In March 2021, Rainbow Trust revealed results from a new survey which illustrated the immense strain on families caring for a life-threatened or terminally ill child during the pandemic.
The survey highlighted experiences from parents including Sarah, whose 14-year-old daughter Jody relapsed with a brain tumour in November 2020 and required surgery in December. She told us at the time how the third lockdown affected her family the most.
Sarah said, “This lockdown has been much harder because I’ve felt a lot more fearful. As well as her brain tumour, Jody has special needs which has made her even more dependent on me.
“I’m a single parent and although my Dad is in my bubble, he doesn’t live locally so I don’t get a break. I was made redundant in January this year so it’s been a very tough time for us.
“When Jody first had a brain tumour in 2018 I was able to rely on support from friends and meet them for a coffee and a chat but this time I’ve had to cope on my own, which has been very intense, particularly as Jody hasn’t been at school and has been unable to socialise with her friends.
“Jody’s daily radiotherapy has caused me real anxiety during the recent lockdown as I don’t want to be in and out of hospital during a pandemic, but we have no choice. I’ve become very scared about driving long distances, but thankfully Jody’s Grandma has been a massive help as well as my Dad and Rainbow Trust giving us lifts to hospital so that I don’t have to drive.
“Our Rainbow Trust Family Support Worker, Nicki, has also helped me by having virtual support sessions with Jody, which she loves. Jody can talk to her about her favourite activities and I’m grateful that it’s one opportunity for me to have a little breather while they chat.”
This was the third survey we conducted since the COVID-19 pandemic began. In 2021, 56% of respondents said that their family situation was worse or much worse than the first national lockdown and 54% also said that their mental health was either ‘worse’ or ‘much worse’ than in March 2020.
The survey was a clear indication of the vast pressures families with a seriously ill child were under, as they continued to face stress and anxiety over the health of their child. 63% of parents said the risk of their child contracting COVID-19 was their greatest concern and 63% were still shielding.

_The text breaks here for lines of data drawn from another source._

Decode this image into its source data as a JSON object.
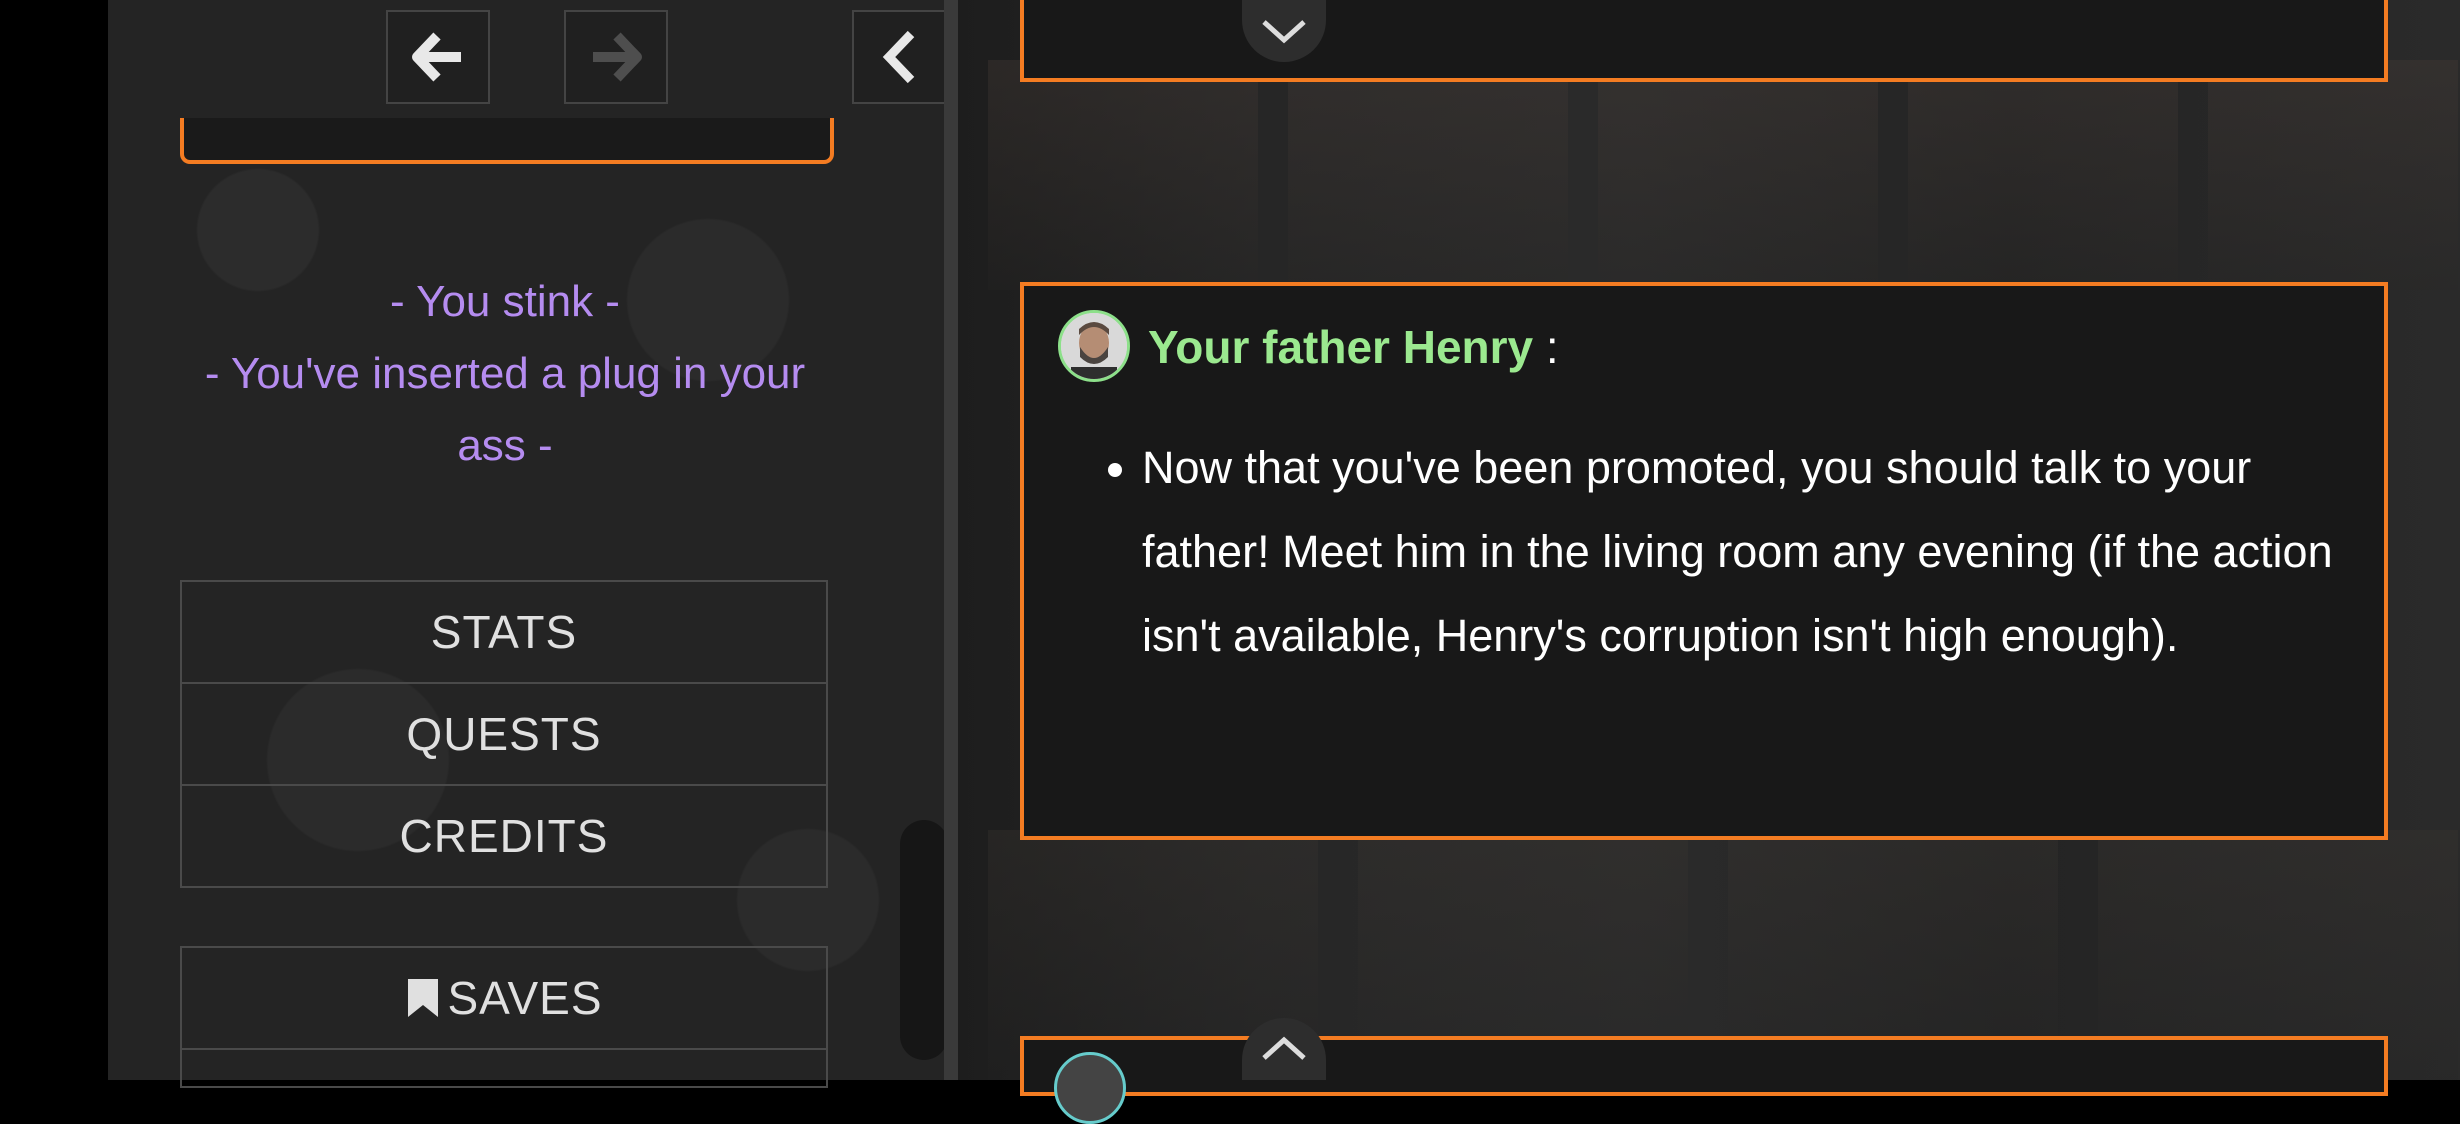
{
  "navigation": {
    "back_icon": "arrow-left-icon",
    "forward_icon": "arrow-right-icon",
    "collapse_icon": "chevron-left-icon"
  },
  "sidebar": {
    "status_effects": [
      "- You stink -",
      "- You've inserted a plug in your ass -"
    ],
    "menu": {
      "stats": "STATS",
      "quests": "QUESTS",
      "credits": "CREDITS",
      "saves": "SAVES",
      "saves_icon": "bookmark-icon"
    }
  },
  "messages": {
    "henry": {
      "speaker": "Your father Henry",
      "separator": " :",
      "items": [
        "Now that you've been promoted, you should talk to your father! Meet him in the living room any evening (if the action isn't available, Henry's corruption isn't high enough)."
      ]
    }
  },
  "colors": {
    "accent": "#f47c22",
    "status_text": "#b58cf0",
    "speaker_name": "#9be98f",
    "panel_bg": "#181818"
  }
}
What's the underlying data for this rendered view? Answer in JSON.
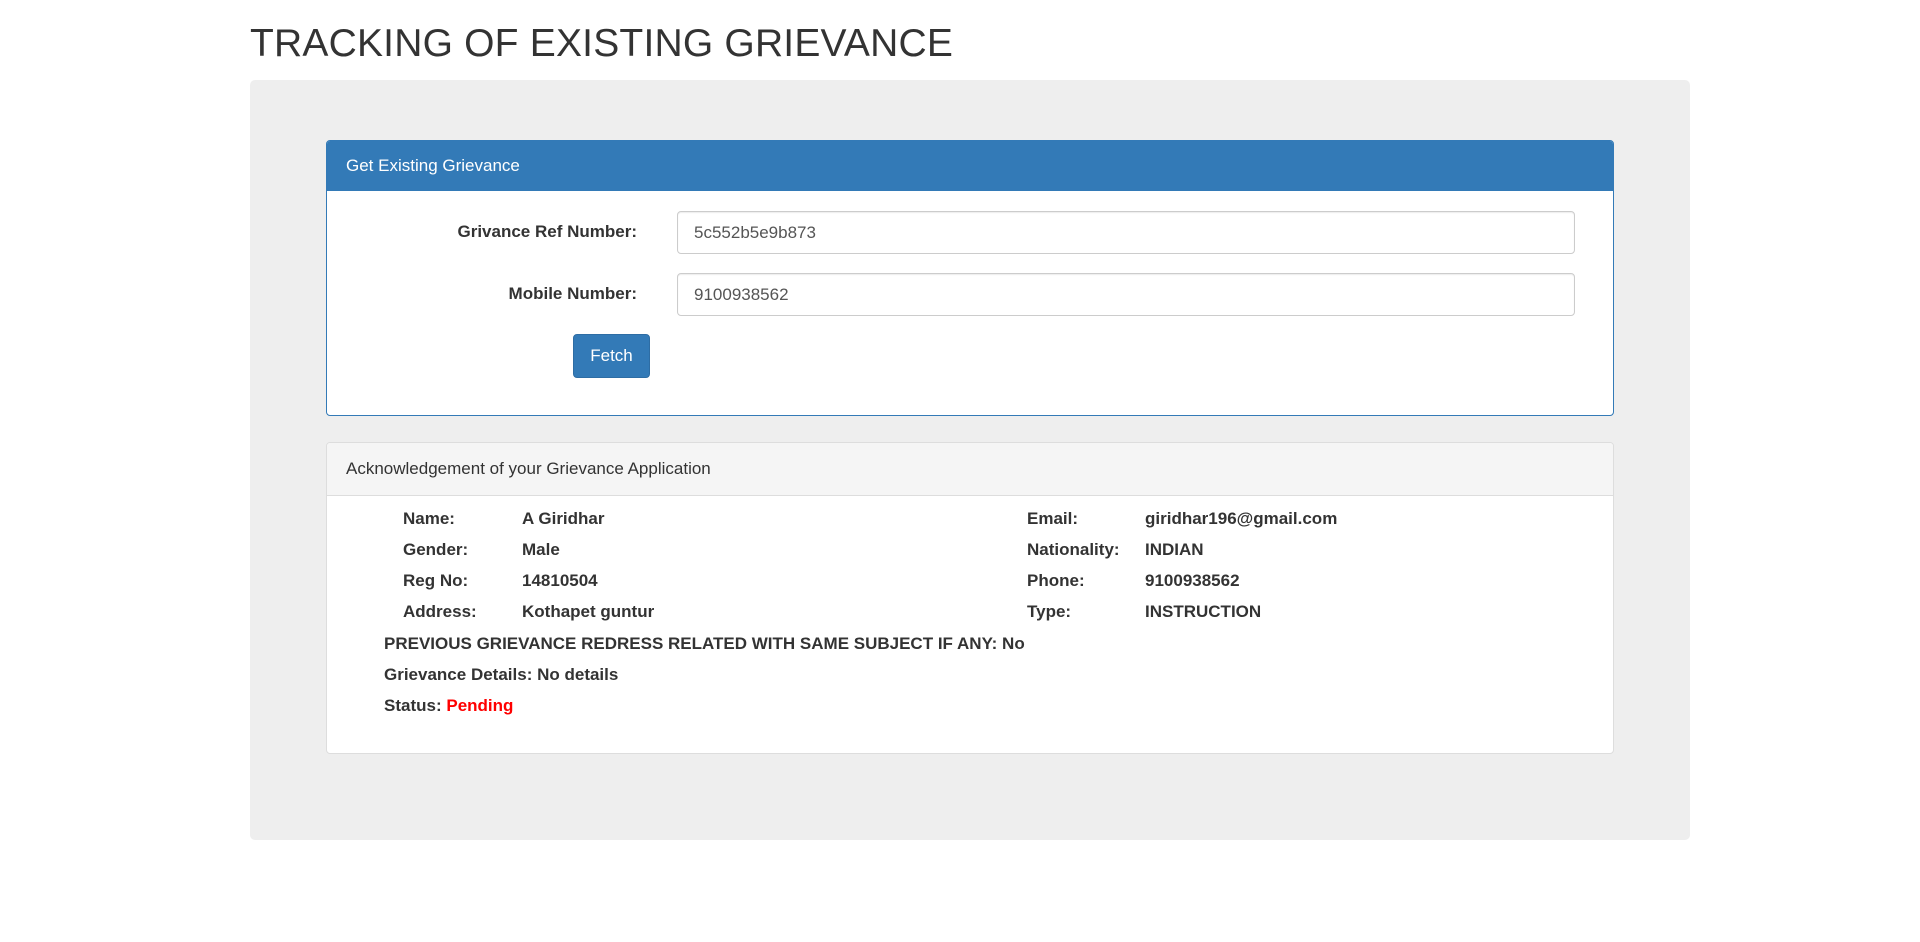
{
  "page": {
    "title": "TRACKING OF EXISTING GRIEVANCE"
  },
  "form_panel": {
    "heading": "Get Existing Grievance",
    "ref_label": "Grivance Ref Number:",
    "ref_value": "5c552b5e9b873",
    "mobile_label": "Mobile Number:",
    "mobile_value": "9100938562",
    "fetch_button": "Fetch"
  },
  "ack_panel": {
    "heading": "Acknowledgement of your Grievance Application",
    "left": [
      {
        "label": "Name:",
        "value": "A Giridhar"
      },
      {
        "label": "Gender:",
        "value": "Male"
      },
      {
        "label": "Reg No:",
        "value": "14810504"
      },
      {
        "label": "Address:",
        "value": "Kothapet guntur"
      }
    ],
    "right": [
      {
        "label": "Email:",
        "value": "giridhar196@gmail.com"
      },
      {
        "label": "Nationality:",
        "value": "INDIAN"
      },
      {
        "label": "Phone:",
        "value": "9100938562"
      },
      {
        "label": "Type:",
        "value": "INSTRUCTION"
      }
    ],
    "previous_label": "PREVIOUS GRIEVANCE REDRESS RELATED WITH SAME SUBJECT IF ANY:",
    "previous_value": "No",
    "details_label": "Grievance Details:",
    "details_value": "No details",
    "status_label": "Status:",
    "status_value": "Pending",
    "status_color": "#ff0000"
  },
  "colors": {
    "primary": "#337ab7",
    "well_bg": "#eeeeee"
  }
}
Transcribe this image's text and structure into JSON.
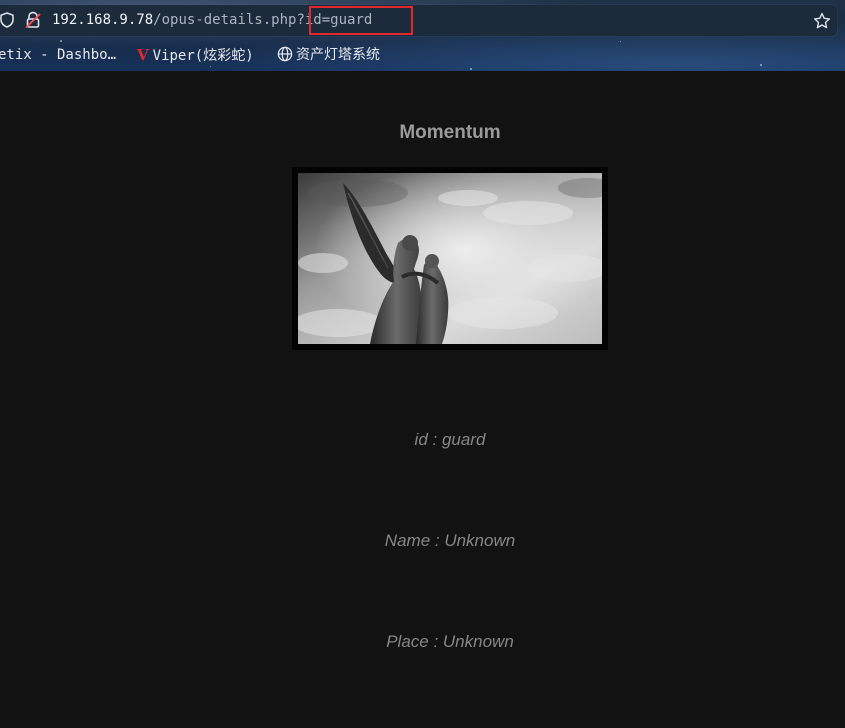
{
  "browser": {
    "url_host": "192.168.9.78",
    "url_path": "/opus-details.php",
    "url_query": "?id=guard",
    "bookmarks": [
      {
        "label": "etix - Dashbo…",
        "icon": "none"
      },
      {
        "label": "Viper(炫彩蛇)",
        "icon": "viper-logo-icon"
      },
      {
        "label": "资产灯塔系统",
        "icon": "globe-icon"
      }
    ],
    "colors": {
      "highlight_box": "#e0282e",
      "viper_logo": "#e3262c"
    }
  },
  "page": {
    "title": "Momentum",
    "image_subject": "black-and-white photograph of an angel statue embracing a figure against a cloudy sky",
    "details": {
      "id_text": "id : guard",
      "name_text": "Name : Unknown",
      "place_text": "Place : Unknown"
    },
    "colors": {
      "background": "#121212",
      "title": "#9a9a9a",
      "detail_text": "#868686"
    }
  }
}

Medical treatment was affected for 51% of families surveyed which included delayed appointments, suspended treatments and problems accessing medication. One family surveyed said prior to the pandemic their child was assessed by their consultant every 21 days but this was dramatically reduced to every 12 weeks.